Cesarean section is one of the most common surgeries performed with the intention of optimizing maternal and fetal/neonatal outcomes. One of the major indications for cesarean delivery is "non-reassuring fetal status" (NRFS). Electronic fetal monitoring is used to evaluate and manage women while they are in labor. A fetal heart rate tracing is recorded on paper or electronically and produces a pattern to allow physicians to visually identify fetuses that are at risk for hypoxia and/or acidemia. This practice allows for prompt intervention via intrauterine resuscitation and expedited delivery if deemed necessary. National and international guidelines published by the International Federation of Gynecology and Obstetrics and American College of Obstetrics and Gynecology describe how fetal heart rate patterns obtained with electronic fetal monitoring should be interpreted and managed. In order to interpret fetal heart rate patterns, the ability to visualize a pattern is necessary. This is made possible either by using paper on which the fetal heart rate is recorded or electronic screens with recording systems. In hospitals where continuous fetal heart rate monitoring is available, but paper resources are depleted and electronic screens are not available, an image of the fetal heart rate pattern cannot be produced nor interpreted. Thus, electronic fetal monitoring is used as an incomplete tool has become standard of care for laboring patients. Historical Western data revealed that implementation of continuous fetal monitoring with pattern interpretation increased rates of cesarean delivery in comparison to intermittent auscultation. However, it is not clear if the inability to interpret a pattern (because of a lack of paper or electronic recording) results in increased or decreased cesarean rates in comparison to pattern interpretation. It is possible that the implementation of pattern interpretation could decrease cesarean delivery rates allowing increased or earlier opportunity for fetal resuscitation for patients with tracing abnormalities which may avert cesarean delivery. The investigators' aim is to assess cesarean delivery rates using electronic fetal monitoring with versus without pattern interpretation in a hospital in a low-middle income country where resources are lacking. If a decrease in cesarean delivery rate is observed and/or neonatal outcomes are improved, this study may serve as an impetus to encourage electronic fetal monitoring paper-producing companies to subsidize or donate supplies to hospitals in developing countries. Ensuring that fetal status is in fact non-reassuring by fetal heart rate pattern interpretation prior to proceeding with cesarean delivery may decrease the cesarean delivery rate while not compromising fetal outcomes.

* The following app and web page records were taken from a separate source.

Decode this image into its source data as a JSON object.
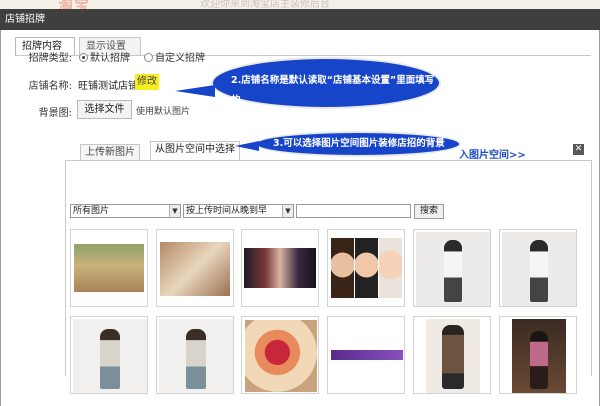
{
  "window": {
    "title": "店铺招牌"
  },
  "tabs": [
    {
      "label": "招牌内容",
      "active": true
    },
    {
      "label": "显示设置",
      "active": false
    }
  ],
  "form": {
    "type_label": "招牌类型:",
    "type_options": [
      {
        "label": "默认招牌",
        "checked": true
      },
      {
        "label": "自定义招牌",
        "checked": false
      }
    ],
    "shop_name_label": "店铺名称:",
    "shop_name_value": "旺铺测试店铺",
    "modify_label": "修改",
    "background_label": "背景图:",
    "choose_file_label": "选择文件",
    "use_default_label": "使用默认图片"
  },
  "callouts": {
    "shop_name_line1": "2.店铺名称是默认读取“店铺基本设置”里面填写的",
    "shop_name_line2": "也可以点击“修改”进行手动修改",
    "image_space": "3.可以选择图片空间图片装修店招的背景"
  },
  "image_tabs": [
    {
      "label": "上传新图片",
      "active": false
    },
    {
      "label": "从图片空间中选择",
      "active": true
    }
  ],
  "enter_space_label": "入图片空间>>",
  "close_label": "✕",
  "filters": {
    "category": "所有图片",
    "sort": "按上传时间从晚到早",
    "search_label": "搜索",
    "search_value": ""
  },
  "thumbnails": [
    {
      "name": "house-photo"
    },
    {
      "name": "vintage-room-photo"
    },
    {
      "name": "dark-banner-photo"
    },
    {
      "name": "faces-photo"
    },
    {
      "name": "woman-white-top-photo"
    },
    {
      "name": "woman-white-top-photo-2"
    },
    {
      "name": "woman-striped-photo"
    },
    {
      "name": "woman-striped-photo-2"
    },
    {
      "name": "floral-painting-photo"
    },
    {
      "name": "purple-banner-photo"
    },
    {
      "name": "woman-coat-photo"
    },
    {
      "name": "woman-dark-room-photo"
    }
  ],
  "colors": {
    "titlebar": "#3f3f3f",
    "callout": "#1745c9",
    "highlight": "#f6ee1d",
    "link": "#1c4fbf"
  }
}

This observational study will examine the safety and efficacy of bedaquiline and delamanid used (individually, not together) in routine, multidrug regimens for treatment of MDR-TB. The information gathered in this study will inform doctors how best to use these TB drugs in the future.
This study investigates the association between locally consumed food items with anemia among pregnant women, in Addis Ababa city, Ethiopia.